More MS news articles for Dec 2001

National MS Society Bestows Employer of the Year Awards

December 21, 2001

The National Multiple Sclerosis Society named Turner Construction Company and Target Corporation as co-winners of its 2001 Employer of the Year Award, and Midwest Turf and Irrigation of Omaha won in the Society’s small employer category.

The award was established in 1995 to recognize companies that go the extra mile to support staff with disabilities. The winners were nominated by an employee with MS, and were judged by former employer winners, people with MS and Society staff.

Target Corporation recruits and hires people from diverse backgrounds, creating opportunities for them while enacting the company’s marketing policy as well. “Our ability to 'know our guest' is greatly dependent upon a group of employees that reflects the diversity of the communities we serve,” says Carolyn Brookter, Target’s Corporate Communications Director. “We are committed to equal employment opportunity because it is the right thing to do and because it provides us a competitive advantage.”

Target’s efforts to accommodate people with special needs became particularly meaningful to Richard Lombardo, diagnosed with MS while an assistant store manager for Target. Target offered Richard a paid leave-of-absence after his diagnosis to give him time to research the disease and evaluate whether he could return at the same level. Two months later, Richard asked to be transferred to a Northridge, California, location, where he had family and could live in a more moderate climate—and Target’s management agreed.

Turner Construction’s commitment to its employees became especially personal when Gene Fatur, a respected engineer at the firm’s Portland, Oregon, office was diagnosed with MS and his work capabilities suddenly changed in 1993. Fatur went from freely moving around a construction site to using a wheelchair. The company created a fully accessible workspace in his home, built access ramps on-site, and allowed him to modify his work hours.

Aided by Turner’s immediate and consistent support, Gene has been able to continue his successful career path, “Turner and my colleagues have never hesitated to help and accommodate me because of my illness. They have greatly supported me personally. All of this actually helped in my realization that life does not end because I have MS,” says Gene.  

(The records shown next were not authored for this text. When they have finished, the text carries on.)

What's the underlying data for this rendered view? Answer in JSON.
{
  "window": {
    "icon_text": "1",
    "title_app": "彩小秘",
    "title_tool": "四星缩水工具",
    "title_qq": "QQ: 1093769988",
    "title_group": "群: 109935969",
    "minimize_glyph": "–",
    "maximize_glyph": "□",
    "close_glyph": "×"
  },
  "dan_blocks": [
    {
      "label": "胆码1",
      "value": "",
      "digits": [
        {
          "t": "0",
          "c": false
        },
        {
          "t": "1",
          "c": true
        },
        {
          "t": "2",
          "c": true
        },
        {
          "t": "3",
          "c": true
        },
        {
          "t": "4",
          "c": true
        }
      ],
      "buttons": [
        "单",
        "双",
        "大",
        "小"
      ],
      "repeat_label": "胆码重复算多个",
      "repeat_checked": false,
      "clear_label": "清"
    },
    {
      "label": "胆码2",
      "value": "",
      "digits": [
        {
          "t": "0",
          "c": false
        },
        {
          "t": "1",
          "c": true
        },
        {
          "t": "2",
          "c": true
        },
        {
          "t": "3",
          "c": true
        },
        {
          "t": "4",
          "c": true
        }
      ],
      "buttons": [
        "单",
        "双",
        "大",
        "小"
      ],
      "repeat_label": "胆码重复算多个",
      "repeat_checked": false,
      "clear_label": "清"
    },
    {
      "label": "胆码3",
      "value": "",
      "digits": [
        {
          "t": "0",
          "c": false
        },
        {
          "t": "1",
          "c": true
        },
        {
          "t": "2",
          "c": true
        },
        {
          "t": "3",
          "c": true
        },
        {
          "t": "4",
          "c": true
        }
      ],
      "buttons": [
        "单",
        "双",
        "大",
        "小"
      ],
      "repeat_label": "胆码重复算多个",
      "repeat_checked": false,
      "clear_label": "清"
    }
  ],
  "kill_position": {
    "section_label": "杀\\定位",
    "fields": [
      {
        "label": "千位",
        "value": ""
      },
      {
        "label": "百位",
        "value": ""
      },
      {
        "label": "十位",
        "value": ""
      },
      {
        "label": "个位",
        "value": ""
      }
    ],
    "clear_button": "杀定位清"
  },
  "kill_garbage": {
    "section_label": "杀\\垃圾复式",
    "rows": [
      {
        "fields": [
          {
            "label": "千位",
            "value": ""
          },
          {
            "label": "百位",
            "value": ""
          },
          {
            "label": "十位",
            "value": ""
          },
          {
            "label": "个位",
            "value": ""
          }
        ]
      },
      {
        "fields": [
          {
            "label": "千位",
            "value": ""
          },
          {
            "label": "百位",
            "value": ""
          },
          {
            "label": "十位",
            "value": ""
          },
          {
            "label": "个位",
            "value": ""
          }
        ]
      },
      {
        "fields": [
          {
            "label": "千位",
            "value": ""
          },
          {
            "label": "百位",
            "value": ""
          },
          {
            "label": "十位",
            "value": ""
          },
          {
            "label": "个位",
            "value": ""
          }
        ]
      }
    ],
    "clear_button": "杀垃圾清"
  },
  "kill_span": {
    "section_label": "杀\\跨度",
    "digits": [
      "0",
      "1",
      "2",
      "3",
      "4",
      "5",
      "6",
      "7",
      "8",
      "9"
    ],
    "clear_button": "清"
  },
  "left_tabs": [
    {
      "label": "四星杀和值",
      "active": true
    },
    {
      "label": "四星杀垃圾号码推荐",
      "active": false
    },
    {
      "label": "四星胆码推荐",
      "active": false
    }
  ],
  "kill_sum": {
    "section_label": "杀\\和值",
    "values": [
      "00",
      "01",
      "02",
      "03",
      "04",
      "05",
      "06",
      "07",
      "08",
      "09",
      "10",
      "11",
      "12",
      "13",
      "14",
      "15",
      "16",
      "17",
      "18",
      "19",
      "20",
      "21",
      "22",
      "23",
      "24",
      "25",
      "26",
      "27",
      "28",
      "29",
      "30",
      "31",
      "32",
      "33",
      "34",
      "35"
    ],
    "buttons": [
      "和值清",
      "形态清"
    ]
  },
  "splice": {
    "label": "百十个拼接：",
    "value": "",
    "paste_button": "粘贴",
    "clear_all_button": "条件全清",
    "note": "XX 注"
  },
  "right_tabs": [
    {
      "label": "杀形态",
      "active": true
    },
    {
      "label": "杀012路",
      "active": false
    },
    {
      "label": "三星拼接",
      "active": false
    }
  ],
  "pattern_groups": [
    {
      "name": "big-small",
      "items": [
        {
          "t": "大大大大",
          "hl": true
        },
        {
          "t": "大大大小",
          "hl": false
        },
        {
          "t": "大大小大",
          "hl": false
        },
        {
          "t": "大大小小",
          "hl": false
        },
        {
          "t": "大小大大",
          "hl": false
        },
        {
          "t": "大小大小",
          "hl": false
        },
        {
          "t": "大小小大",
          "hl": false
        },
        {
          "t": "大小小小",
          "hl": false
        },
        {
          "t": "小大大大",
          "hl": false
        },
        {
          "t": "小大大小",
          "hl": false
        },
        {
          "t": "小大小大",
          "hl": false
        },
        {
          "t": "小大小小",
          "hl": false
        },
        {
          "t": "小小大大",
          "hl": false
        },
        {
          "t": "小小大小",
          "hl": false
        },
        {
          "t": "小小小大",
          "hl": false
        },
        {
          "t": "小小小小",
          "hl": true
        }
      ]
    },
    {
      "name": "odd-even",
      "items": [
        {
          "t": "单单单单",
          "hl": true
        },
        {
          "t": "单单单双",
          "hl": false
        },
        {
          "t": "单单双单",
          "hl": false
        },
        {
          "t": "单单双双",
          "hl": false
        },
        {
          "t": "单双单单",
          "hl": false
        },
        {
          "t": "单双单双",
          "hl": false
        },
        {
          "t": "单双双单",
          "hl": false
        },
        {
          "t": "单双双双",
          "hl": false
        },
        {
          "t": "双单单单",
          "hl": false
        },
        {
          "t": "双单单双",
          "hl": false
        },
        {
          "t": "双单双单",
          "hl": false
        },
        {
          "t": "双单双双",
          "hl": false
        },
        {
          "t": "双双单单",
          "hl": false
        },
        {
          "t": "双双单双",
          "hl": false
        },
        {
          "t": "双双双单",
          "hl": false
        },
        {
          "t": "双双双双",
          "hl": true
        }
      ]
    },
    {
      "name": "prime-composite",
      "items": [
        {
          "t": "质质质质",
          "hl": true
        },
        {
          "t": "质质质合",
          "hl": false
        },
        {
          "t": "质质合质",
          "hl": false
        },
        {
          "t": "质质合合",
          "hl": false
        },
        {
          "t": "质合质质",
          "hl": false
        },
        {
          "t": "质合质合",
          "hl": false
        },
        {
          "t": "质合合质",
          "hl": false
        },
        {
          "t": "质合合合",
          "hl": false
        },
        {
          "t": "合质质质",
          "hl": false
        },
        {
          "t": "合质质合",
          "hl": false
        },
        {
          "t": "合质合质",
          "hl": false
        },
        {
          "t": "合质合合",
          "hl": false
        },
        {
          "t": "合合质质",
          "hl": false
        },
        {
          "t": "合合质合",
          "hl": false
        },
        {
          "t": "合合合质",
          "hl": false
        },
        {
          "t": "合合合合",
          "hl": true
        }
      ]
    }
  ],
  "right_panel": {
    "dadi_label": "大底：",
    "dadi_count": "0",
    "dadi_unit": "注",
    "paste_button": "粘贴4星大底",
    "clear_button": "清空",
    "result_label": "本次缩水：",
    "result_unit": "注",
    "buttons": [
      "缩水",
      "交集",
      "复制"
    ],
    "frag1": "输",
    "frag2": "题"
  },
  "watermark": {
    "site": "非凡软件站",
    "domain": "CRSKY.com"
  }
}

Turner’s commitment to the accommodation of disabled persons is also visible in INVESCO Field at Mile High, a project completed earlier this year. Turner was the lead on this “design-build” assignment, in direct partnership with the stadium architects, HNTB Architects. The stadium design is sensitive to the needs of the disabled in terms of seating availability, sightlines, and protection from the sun. In addition, concession stands and ticket booths were designed to accommodate disabled workers.